1. The Kids Guide To The Internet – Here’s what appears to be an effort to position the internet as the least cool thing in the world. If the “Christmas Jammies” family existed 20 years earlier, this might be what they’d be doing.
Kids Guide to the Internet shows how a nuclear family of the ’90s uses the ‘net (they call it that) to change their lives, and really drills down on how the kids might use the internet- mostly writing emails to the President, looking at museum floorplan layouts, and hitting up the Wall Street Journal.
This is back when “professional” webpages looked like spam webpages do today. The video is largely useless, and you have to wonder who was buying it. Schools for rainy days? Grandparents? Clueless parents? Probably all three, and throw a couple of copies for a youth group or two in there as well.
There’s also a catchy ragtime tune that pops up every two or three minutes. WATCH IT.
2. The Electric Company Magazine – Electric Company was a hipper next step up from Sesame Street in the Children’s Television Workshop portfolio. It didn’t quite hit the insane level of success that Sesame Street enjoyed, but it still had style. Like Sesame Street, The Electric Company had a subscription magazine publication that went alongside it. Think Dynamite magazine, where there was a split between fun original content and clear marketing efforts by whatever TV Show/Movie was big at the time. The covers of The Electric Company magazine are pretty great – the logo works well with the different artistic approaches to each cover, and it’s interesting to see how they treat a cover when it’s not as simple as placing a production still on it. Here are a few of my favorites:
These last three are probably at the top of my list, with their original art. Especially Jellybean Spiderman!
3. Quark – Created by Buck Henry (co-creator of Get Smart), Quark was a Sci-Fi comedy that ran on NBC from February to April 1978.
Despite their station, Quark and his crew get pulled into many exciting, perilous situations – some of which are direct parodies of Star Trek episodes. The parody was thick on Quark, also drawing from films like 2001 and Flash Gordon.
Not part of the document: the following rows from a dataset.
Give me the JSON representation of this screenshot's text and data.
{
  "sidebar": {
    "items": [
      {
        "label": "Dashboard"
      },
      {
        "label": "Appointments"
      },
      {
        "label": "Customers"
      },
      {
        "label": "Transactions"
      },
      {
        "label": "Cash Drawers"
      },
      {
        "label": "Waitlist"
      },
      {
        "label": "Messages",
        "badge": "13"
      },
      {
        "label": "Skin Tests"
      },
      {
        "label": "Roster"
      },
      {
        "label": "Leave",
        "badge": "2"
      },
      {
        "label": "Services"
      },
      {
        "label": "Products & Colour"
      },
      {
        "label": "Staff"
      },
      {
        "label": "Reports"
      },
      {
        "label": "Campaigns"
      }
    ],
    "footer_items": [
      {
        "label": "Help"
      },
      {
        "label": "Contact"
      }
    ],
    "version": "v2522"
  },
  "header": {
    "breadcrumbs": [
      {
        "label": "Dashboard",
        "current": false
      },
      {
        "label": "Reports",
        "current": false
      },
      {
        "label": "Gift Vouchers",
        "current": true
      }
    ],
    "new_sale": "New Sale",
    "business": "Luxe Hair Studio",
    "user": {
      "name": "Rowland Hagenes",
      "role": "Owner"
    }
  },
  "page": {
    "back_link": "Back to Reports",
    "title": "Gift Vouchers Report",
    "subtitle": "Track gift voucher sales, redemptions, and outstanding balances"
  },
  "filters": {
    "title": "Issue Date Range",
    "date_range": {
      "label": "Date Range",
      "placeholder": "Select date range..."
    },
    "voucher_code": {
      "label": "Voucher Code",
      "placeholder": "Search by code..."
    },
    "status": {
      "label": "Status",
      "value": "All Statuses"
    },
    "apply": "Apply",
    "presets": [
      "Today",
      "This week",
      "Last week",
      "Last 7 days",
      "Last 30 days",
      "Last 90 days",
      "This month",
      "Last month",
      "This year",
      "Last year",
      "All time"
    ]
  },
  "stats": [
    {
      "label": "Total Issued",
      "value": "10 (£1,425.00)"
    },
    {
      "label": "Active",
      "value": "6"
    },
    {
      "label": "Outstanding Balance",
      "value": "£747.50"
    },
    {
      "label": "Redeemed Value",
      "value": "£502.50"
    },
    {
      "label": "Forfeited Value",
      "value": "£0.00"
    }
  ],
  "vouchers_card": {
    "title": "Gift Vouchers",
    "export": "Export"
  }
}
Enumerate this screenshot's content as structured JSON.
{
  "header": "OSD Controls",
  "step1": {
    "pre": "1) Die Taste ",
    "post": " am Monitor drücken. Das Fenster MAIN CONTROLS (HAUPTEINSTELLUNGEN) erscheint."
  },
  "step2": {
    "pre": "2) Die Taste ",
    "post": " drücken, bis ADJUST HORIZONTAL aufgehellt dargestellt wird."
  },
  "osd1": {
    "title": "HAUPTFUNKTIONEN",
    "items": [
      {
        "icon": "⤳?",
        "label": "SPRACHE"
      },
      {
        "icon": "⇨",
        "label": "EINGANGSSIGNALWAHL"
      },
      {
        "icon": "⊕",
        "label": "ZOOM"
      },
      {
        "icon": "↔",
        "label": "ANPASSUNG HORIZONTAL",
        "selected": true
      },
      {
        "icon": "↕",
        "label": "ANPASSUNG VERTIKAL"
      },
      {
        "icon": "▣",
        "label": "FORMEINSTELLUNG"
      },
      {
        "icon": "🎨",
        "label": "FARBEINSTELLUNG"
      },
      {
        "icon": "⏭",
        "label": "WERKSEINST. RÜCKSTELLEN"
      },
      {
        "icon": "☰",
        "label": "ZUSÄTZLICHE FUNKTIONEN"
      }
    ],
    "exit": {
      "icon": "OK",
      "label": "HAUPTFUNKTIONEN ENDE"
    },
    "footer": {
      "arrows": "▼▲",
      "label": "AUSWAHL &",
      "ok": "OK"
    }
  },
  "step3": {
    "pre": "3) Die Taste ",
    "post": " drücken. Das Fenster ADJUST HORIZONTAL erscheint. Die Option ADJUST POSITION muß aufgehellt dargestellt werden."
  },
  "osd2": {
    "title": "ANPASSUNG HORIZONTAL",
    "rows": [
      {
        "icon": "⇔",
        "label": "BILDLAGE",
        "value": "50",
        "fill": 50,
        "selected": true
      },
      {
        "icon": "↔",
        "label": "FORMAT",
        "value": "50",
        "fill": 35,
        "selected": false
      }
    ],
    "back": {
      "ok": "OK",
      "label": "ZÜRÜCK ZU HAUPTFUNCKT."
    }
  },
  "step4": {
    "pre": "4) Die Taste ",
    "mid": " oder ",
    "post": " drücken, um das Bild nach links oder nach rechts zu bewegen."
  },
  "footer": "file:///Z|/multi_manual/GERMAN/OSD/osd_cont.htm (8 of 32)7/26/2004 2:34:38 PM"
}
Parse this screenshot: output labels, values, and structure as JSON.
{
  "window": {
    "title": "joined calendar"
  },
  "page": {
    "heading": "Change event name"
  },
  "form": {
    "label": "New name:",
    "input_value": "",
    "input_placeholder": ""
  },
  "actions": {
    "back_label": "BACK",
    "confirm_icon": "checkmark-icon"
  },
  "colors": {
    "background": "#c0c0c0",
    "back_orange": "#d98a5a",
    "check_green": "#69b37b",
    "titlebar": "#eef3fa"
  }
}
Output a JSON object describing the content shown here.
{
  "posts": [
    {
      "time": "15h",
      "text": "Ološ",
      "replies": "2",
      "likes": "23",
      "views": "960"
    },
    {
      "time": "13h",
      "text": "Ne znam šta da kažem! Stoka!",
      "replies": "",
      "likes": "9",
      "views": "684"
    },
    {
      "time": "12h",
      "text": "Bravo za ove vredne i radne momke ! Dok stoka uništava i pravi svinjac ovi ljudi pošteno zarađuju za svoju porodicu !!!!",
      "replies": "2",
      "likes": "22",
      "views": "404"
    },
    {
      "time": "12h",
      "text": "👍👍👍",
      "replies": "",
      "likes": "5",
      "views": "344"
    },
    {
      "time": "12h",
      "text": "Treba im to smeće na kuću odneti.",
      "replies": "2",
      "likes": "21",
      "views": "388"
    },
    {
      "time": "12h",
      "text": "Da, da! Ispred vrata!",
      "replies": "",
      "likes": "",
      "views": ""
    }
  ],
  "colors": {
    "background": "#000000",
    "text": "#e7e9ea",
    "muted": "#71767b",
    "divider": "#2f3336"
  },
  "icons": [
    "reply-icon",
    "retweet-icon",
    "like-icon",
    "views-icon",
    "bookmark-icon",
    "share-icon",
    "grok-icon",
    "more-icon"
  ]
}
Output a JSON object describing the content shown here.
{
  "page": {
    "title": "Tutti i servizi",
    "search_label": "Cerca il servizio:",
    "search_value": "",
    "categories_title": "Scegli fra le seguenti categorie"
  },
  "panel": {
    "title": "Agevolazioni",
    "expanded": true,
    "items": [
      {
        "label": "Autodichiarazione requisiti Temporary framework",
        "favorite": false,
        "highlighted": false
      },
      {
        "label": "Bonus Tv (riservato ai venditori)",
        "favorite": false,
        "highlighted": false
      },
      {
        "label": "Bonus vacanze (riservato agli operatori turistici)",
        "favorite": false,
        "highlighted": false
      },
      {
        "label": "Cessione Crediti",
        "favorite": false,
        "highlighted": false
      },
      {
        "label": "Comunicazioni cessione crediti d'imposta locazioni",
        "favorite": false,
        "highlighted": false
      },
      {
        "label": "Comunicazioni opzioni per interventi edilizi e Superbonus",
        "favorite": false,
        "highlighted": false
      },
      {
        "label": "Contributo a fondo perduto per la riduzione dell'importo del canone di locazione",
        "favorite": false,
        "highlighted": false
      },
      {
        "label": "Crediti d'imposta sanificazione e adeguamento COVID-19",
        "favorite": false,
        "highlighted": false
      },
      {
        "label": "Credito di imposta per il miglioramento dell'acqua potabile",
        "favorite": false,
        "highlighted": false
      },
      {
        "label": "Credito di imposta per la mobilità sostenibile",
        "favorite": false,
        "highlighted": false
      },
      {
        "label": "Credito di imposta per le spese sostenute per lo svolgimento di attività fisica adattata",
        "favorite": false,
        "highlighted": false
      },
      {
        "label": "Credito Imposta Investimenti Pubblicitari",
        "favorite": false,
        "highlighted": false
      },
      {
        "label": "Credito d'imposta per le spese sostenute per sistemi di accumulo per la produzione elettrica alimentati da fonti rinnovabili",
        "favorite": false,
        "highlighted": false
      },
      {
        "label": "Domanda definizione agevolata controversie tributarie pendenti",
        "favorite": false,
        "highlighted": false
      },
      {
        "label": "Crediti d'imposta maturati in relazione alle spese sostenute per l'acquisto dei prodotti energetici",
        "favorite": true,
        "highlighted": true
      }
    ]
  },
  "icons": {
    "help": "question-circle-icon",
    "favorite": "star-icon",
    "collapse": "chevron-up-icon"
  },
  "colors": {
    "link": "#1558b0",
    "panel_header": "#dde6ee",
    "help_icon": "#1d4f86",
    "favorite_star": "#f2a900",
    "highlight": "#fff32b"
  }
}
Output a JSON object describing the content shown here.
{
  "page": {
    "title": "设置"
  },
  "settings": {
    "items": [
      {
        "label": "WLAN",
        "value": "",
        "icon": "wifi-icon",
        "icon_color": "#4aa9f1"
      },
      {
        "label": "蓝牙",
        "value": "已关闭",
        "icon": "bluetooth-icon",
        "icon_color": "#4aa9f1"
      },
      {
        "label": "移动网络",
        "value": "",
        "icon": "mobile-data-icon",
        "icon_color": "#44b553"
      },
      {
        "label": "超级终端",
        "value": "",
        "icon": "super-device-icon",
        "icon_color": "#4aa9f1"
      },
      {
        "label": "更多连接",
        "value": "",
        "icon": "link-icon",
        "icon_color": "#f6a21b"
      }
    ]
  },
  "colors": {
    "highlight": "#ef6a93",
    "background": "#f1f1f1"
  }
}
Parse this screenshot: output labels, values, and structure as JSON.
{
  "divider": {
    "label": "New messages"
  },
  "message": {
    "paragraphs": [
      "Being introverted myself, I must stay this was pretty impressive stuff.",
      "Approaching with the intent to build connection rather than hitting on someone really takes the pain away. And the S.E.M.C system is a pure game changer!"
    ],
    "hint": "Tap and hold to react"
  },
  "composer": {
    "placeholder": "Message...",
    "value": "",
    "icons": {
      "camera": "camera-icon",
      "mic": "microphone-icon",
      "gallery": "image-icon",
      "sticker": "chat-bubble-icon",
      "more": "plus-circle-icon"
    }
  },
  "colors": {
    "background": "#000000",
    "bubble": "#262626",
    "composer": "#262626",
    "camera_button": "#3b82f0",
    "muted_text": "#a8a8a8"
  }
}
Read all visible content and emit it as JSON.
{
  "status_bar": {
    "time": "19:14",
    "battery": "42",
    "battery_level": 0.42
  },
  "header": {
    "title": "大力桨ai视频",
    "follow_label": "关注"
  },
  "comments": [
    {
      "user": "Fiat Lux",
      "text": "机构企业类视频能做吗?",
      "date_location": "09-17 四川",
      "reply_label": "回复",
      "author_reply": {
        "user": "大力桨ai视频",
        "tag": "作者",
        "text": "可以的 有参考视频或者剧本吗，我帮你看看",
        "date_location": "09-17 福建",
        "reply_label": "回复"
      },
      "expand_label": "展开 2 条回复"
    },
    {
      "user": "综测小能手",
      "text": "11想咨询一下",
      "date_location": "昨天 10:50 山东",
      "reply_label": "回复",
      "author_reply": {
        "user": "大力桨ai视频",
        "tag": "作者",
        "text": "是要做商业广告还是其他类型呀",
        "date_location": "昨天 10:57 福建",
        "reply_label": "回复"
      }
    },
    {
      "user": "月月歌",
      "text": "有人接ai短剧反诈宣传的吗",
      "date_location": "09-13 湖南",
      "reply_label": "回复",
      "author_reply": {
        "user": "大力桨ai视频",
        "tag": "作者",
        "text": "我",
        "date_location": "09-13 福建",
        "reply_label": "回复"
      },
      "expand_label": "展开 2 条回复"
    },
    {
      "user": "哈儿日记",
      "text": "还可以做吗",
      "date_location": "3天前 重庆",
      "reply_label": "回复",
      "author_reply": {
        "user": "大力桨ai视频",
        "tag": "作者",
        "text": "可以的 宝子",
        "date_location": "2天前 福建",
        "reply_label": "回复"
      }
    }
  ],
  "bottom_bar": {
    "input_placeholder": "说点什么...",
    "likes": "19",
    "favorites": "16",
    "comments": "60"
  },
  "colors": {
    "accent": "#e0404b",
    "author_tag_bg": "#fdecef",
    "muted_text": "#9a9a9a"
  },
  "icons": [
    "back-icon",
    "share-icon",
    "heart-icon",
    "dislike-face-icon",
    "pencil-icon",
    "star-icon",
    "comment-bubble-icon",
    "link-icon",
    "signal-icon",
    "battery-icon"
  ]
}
Looking back you’d expect a lower level of quality from a show that only made it to eight episodes, but there’s actually some solid stuff happening in Quark. The set design, costumes, writing and comedic timing are all pretty inspired.
For some reason, though, it just didn’t strike a chord with audiences. One more for the pile. Here’s an episode. It’s fun!
4. The Town and the Telephone – Enjoy this charming film for Bell Telephone Systems employees, illustrating how the telephone makes the town work.
5. Lighting a City – Beautiful print ad from Union Carbine pushing atomic energy.